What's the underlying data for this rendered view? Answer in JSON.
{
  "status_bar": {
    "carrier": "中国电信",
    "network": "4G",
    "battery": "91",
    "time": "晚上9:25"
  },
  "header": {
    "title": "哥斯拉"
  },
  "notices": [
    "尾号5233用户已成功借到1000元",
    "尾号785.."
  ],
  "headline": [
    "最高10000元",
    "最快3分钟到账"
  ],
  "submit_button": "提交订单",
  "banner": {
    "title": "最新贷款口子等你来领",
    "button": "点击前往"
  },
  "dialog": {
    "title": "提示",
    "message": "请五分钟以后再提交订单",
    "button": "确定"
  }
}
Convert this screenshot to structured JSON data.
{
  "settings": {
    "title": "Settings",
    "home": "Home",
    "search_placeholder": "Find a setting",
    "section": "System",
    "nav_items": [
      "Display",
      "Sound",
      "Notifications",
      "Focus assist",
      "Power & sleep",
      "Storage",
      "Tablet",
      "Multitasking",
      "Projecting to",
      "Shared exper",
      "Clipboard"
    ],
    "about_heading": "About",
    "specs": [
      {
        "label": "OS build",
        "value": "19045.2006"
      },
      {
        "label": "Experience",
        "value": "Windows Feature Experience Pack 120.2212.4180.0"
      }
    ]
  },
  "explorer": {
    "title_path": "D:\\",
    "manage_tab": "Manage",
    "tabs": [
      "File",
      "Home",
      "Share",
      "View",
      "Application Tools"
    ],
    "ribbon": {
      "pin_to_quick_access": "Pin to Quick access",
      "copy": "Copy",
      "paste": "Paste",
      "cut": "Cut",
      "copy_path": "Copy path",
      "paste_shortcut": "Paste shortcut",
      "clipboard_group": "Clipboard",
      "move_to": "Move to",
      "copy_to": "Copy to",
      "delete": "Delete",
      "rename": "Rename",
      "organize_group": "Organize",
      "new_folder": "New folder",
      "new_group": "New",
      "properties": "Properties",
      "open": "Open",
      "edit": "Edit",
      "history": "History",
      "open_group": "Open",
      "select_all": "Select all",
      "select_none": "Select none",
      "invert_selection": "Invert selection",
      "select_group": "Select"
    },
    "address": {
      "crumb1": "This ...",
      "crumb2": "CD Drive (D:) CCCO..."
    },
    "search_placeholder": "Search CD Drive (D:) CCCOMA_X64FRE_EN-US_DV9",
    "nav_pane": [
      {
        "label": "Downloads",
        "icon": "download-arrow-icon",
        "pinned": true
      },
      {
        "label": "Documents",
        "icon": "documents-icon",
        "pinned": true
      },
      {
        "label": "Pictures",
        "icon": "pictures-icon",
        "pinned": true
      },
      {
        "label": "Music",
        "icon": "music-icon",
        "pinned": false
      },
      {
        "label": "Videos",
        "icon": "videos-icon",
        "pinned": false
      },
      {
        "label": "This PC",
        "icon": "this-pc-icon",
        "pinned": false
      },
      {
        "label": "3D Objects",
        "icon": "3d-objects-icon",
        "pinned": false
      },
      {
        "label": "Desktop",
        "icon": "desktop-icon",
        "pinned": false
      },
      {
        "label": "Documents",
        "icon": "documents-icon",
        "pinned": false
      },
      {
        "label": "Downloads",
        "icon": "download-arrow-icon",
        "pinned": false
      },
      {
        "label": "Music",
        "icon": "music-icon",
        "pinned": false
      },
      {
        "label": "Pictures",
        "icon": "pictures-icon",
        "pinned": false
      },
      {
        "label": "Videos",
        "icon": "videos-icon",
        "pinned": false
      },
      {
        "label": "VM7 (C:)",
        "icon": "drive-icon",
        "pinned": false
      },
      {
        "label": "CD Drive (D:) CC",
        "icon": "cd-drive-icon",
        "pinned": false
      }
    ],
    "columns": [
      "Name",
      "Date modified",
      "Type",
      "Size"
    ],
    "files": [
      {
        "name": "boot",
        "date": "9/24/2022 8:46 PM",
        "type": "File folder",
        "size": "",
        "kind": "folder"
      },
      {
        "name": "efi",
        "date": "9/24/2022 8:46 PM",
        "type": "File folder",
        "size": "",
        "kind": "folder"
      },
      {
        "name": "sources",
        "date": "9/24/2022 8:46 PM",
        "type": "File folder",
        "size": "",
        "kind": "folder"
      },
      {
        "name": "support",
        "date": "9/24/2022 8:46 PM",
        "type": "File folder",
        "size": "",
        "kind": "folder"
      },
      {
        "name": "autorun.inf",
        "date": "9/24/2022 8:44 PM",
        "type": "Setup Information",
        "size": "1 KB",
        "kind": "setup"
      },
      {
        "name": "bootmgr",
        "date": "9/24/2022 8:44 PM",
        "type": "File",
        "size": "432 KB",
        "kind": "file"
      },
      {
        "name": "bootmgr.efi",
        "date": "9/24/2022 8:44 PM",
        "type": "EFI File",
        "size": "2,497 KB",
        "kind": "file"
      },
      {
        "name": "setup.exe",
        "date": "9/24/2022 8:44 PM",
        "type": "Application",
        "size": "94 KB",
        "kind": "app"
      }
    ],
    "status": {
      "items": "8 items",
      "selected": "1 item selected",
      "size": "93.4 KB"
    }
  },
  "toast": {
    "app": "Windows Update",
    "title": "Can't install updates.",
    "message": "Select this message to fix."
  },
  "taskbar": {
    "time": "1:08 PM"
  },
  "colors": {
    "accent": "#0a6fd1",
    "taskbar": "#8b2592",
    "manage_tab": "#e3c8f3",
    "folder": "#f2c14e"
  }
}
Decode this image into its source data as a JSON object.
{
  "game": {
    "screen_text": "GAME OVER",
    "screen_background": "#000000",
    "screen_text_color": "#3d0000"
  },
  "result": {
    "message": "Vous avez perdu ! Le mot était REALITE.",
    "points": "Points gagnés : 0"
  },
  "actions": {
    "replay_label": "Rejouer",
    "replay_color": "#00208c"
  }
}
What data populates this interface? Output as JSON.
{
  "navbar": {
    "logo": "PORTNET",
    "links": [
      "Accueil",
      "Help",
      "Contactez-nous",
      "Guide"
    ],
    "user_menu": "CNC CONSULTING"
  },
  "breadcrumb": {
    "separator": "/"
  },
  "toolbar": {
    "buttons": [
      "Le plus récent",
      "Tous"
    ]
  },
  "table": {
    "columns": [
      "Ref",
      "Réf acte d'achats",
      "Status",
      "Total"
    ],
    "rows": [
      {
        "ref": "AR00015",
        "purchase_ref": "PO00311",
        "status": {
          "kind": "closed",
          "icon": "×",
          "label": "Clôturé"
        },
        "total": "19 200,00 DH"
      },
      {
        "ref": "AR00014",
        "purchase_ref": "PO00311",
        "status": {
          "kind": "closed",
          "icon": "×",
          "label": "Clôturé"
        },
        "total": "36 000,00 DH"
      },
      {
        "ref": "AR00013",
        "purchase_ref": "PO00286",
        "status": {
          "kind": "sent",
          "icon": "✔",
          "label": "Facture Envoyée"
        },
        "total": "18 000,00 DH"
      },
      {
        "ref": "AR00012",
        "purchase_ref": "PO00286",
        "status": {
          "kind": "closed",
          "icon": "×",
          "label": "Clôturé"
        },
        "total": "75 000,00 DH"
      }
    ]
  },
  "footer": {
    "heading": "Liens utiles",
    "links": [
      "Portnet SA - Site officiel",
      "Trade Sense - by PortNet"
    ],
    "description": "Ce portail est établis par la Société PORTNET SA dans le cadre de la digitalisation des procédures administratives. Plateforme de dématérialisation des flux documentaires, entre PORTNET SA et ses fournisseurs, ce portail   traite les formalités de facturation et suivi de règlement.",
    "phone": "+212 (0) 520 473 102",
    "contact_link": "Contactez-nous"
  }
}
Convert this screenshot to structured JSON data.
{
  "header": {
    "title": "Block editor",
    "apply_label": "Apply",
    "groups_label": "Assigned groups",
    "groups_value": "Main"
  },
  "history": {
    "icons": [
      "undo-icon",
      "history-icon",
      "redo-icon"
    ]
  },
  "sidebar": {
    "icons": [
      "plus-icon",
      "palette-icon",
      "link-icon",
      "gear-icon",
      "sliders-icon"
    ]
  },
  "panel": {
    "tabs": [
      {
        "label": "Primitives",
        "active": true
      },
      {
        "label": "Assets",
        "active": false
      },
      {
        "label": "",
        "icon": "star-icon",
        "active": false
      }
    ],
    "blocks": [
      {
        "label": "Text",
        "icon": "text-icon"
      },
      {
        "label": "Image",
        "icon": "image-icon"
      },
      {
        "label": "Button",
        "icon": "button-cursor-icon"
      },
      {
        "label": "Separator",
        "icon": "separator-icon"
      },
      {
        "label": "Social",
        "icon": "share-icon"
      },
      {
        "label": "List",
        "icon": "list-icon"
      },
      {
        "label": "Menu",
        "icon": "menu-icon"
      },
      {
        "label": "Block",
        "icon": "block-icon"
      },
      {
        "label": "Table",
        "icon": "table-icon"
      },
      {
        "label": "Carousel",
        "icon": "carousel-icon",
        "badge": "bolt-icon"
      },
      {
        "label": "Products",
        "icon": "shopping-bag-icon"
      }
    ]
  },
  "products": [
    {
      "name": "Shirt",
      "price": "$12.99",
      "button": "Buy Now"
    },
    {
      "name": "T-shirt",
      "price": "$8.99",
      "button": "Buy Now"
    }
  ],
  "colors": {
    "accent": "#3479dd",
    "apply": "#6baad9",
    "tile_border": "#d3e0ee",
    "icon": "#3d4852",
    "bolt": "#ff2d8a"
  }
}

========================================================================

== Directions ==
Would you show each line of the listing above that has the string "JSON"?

== Finished task ==
What's the underlying data for this rendered view? Answer in JSON.
Convert this screenshot to structured JSON data.
Decode this image into its source data as a JSON object.
What data populates this interface? Output as JSON.
Convert this screenshot to structured JSON data.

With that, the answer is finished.